INSTRUCTIONS FOR THE TASK:
Report the count of lines in the listing below that include the string "legs", with no other text.

DATASET EXTRACT:
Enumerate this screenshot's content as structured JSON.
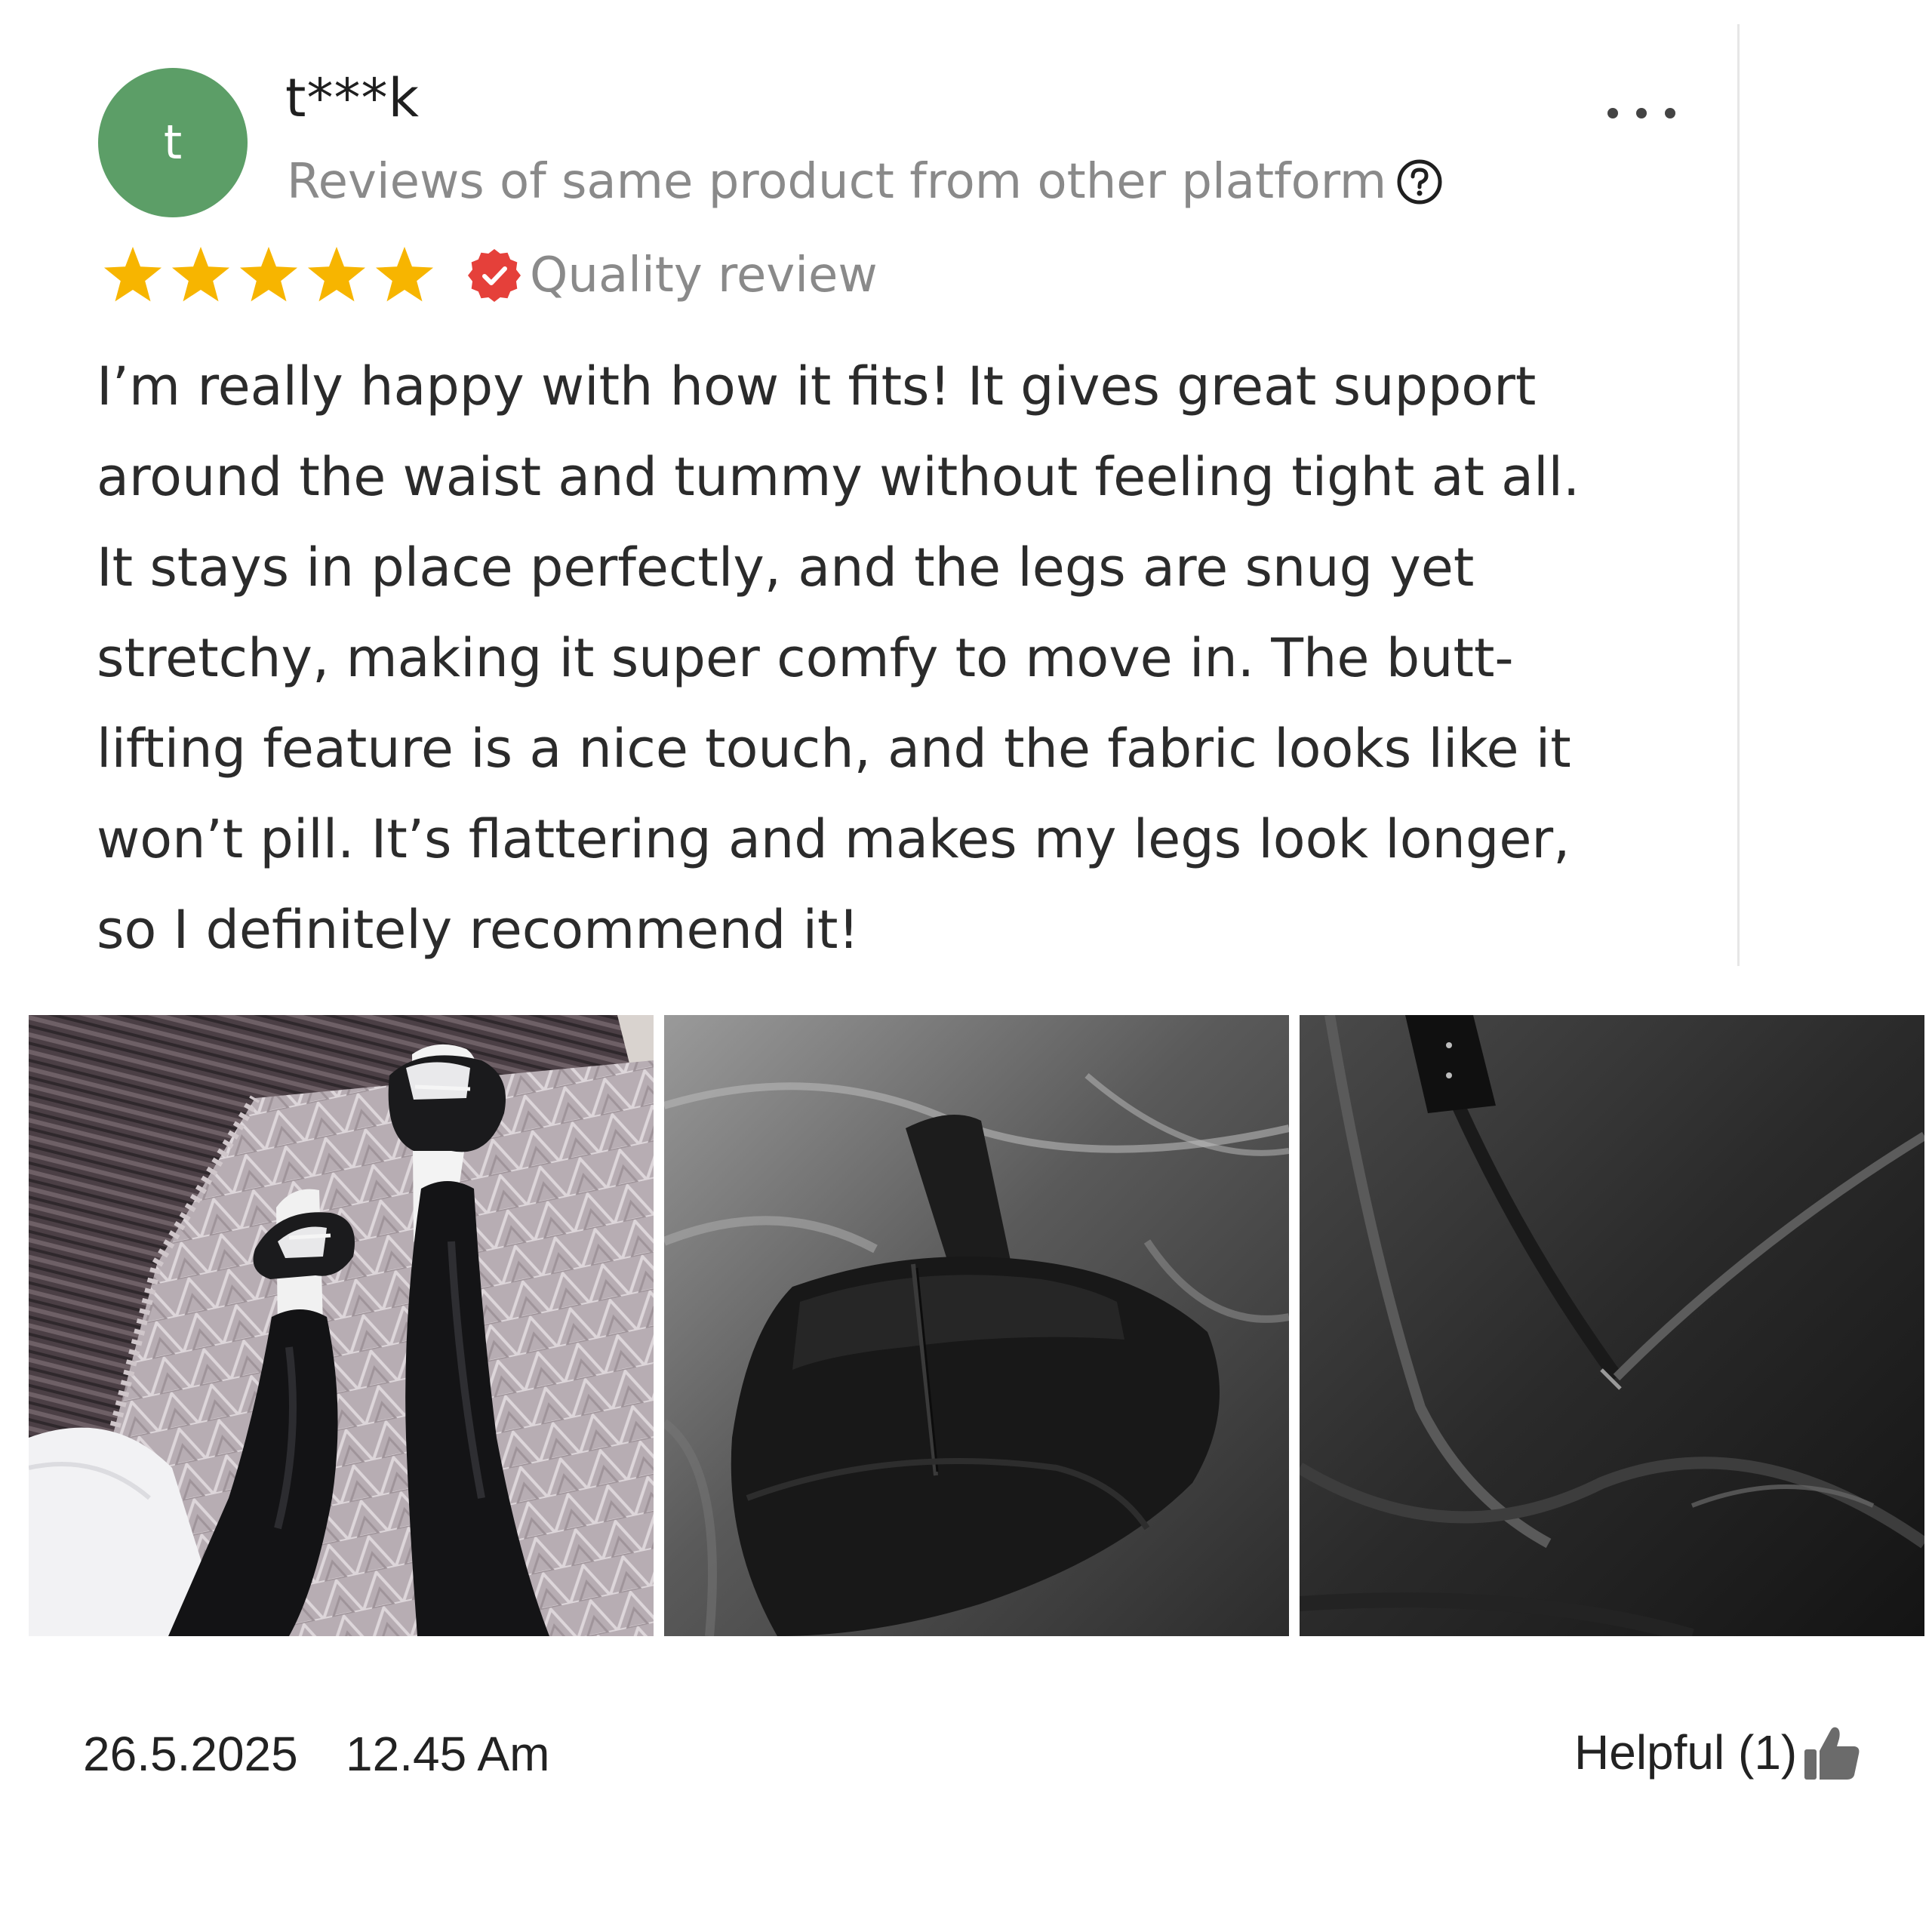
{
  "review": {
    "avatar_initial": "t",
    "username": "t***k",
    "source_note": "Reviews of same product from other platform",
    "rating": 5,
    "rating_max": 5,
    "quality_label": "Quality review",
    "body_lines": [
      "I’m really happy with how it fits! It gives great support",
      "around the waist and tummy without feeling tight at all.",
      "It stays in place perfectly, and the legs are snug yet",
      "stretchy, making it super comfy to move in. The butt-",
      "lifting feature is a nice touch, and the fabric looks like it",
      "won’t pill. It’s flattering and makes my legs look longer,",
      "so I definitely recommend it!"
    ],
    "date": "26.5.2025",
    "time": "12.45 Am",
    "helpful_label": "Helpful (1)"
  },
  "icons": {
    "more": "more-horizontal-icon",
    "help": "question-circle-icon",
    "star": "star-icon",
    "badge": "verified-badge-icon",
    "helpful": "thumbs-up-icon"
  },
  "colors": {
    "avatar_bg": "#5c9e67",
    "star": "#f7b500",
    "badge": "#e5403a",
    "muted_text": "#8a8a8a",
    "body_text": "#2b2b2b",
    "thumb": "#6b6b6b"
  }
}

THE ANSWER:
2